The acclaimed playwright, author and teacher Tom Kilroy spoke about Lady Gregory’s skill in meeting the ambitions of WB Yeats who believed the Abbey Theatre must also reflect European drama. Gregory obliged by taking the plays by the French writer Moliere, and translating them into ‘Kiltartanese’, the colloquial language of country people. The plays were enormously popular with Dublin audiences. Kilroy, who has adapted plays of Chekhov, Ibsen and Pirandella is impressed by her skill. His London agent, Peggy Ramsey, gave him advice that he found useful: ‘Adaptation is a form of privileged conversation with the dead writer. It unlocks the mysteries of the play.’
“Lady Gregory,” he said, “had privileged conversations with Moliere.”
The author Christopher Fitz-Simon gave a very amusing account of various Big Houses in various manifestations of creativity, eccentricity and dullness. As a child he spent some time in Annaghmakerig, the Guthrie home in Co Monaghan. It is now an artist’s retreat, supported by the Arts Councils of both the North of Ireland, and Dublin. ‘The literature is now produced in abundance, as acknowledged by Anne Enright, Jennifer Johnston, Colm Toibin and many others - yet as a literary forcing -house Annaghmakerrig must be categorised as artificial. Coole, by contrast, was organic.’
“ I think that was Coole’s great achievement at the turn of the 20th century; how it attained its stature and reached its apotheosis naturally, without predisposition, without memoranda and articles of association. It just happened because of the character of the woman who was, for the time being, the lady of the house.”

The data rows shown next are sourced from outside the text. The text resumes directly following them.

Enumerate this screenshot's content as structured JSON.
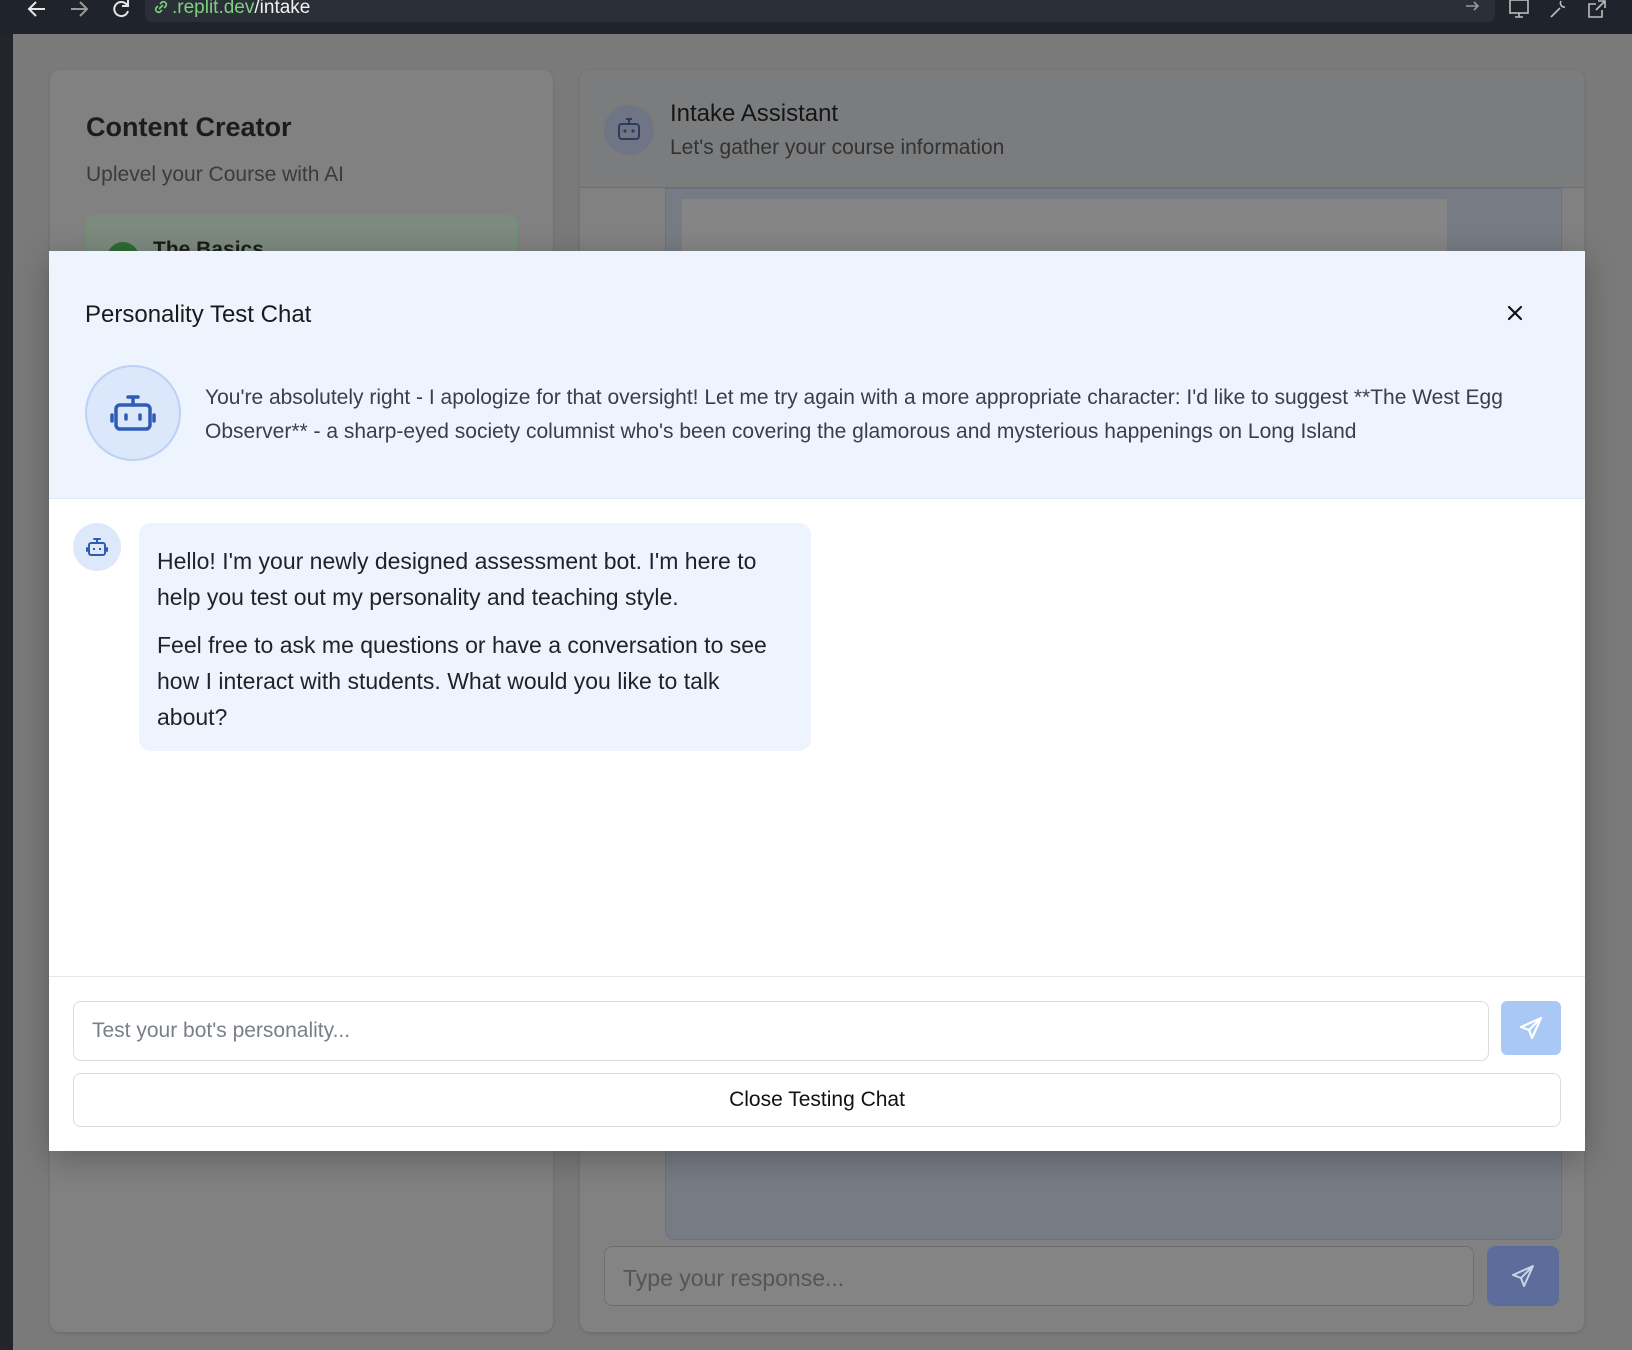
{
  "browser": {
    "url_host": ".replit.dev",
    "url_path": "/intake"
  },
  "background": {
    "left_panel": {
      "title": "Content Creator",
      "subtitle": "Uplevel your Course with AI",
      "section_label": "The Basics"
    },
    "right_panel": {
      "title": "Intake Assistant",
      "subtitle": "Let's gather your course information",
      "input_placeholder": "Type your response..."
    }
  },
  "modal": {
    "title": "Personality Test Chat",
    "persona_description": "You're absolutely right - I apologize for that oversight! Let me try again with a more appropriate character: I'd like to suggest **The West Egg Observer** - a sharp-eyed society columnist who's been covering the glamorous and mysterious happenings on Long Island",
    "messages": [
      {
        "role": "bot",
        "paragraphs": [
          "Hello! I'm your newly designed assessment bot. I'm here to help you test out my personality and teaching style.",
          "Feel free to ask me questions or have a conversation to see how I interact with students. What would you like to talk about?"
        ]
      }
    ],
    "input_placeholder": "Test your bot's personality...",
    "close_button_label": "Close Testing Chat"
  },
  "colors": {
    "accent": "#2f5bb7",
    "modal_header_bg": "#eef4fd",
    "send_button_bg": "#a9c8f5"
  }
}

A highlight of the weekend was a guided visit to Tulira castle, Ardrahan, the former home of Edward Martyn. Martyn, a Catholic landlord (whose agent was shot at the gates of Coole ), was a friend of WB Yeats and Lady Gregory, with whom he founded the Irish Literary Theatre. He was also the first president of Sinn Féin, and a generous subscriber to Irish church art. He was involved in an unmerciful row when he shouted in the Kildare Street Club, that “ all Irishmen who join the English army ought to be flogged”. As many of the members were in the British armed forces, he was sued by the club. But trapped in his Dublin house during the 1916 Rising he was grateful when the same club sent him his meals.
His home, once a Burke tower house, has been magnificently restored by Rudd and Femmy Bolmeijer. A great effort has been made to source and buy the original furniture, table silver, and stained glass. The house and walled garden is stately but homely, and a credit to the Bolmeijers’ passion and dedication.
— Ronnie O’Gorman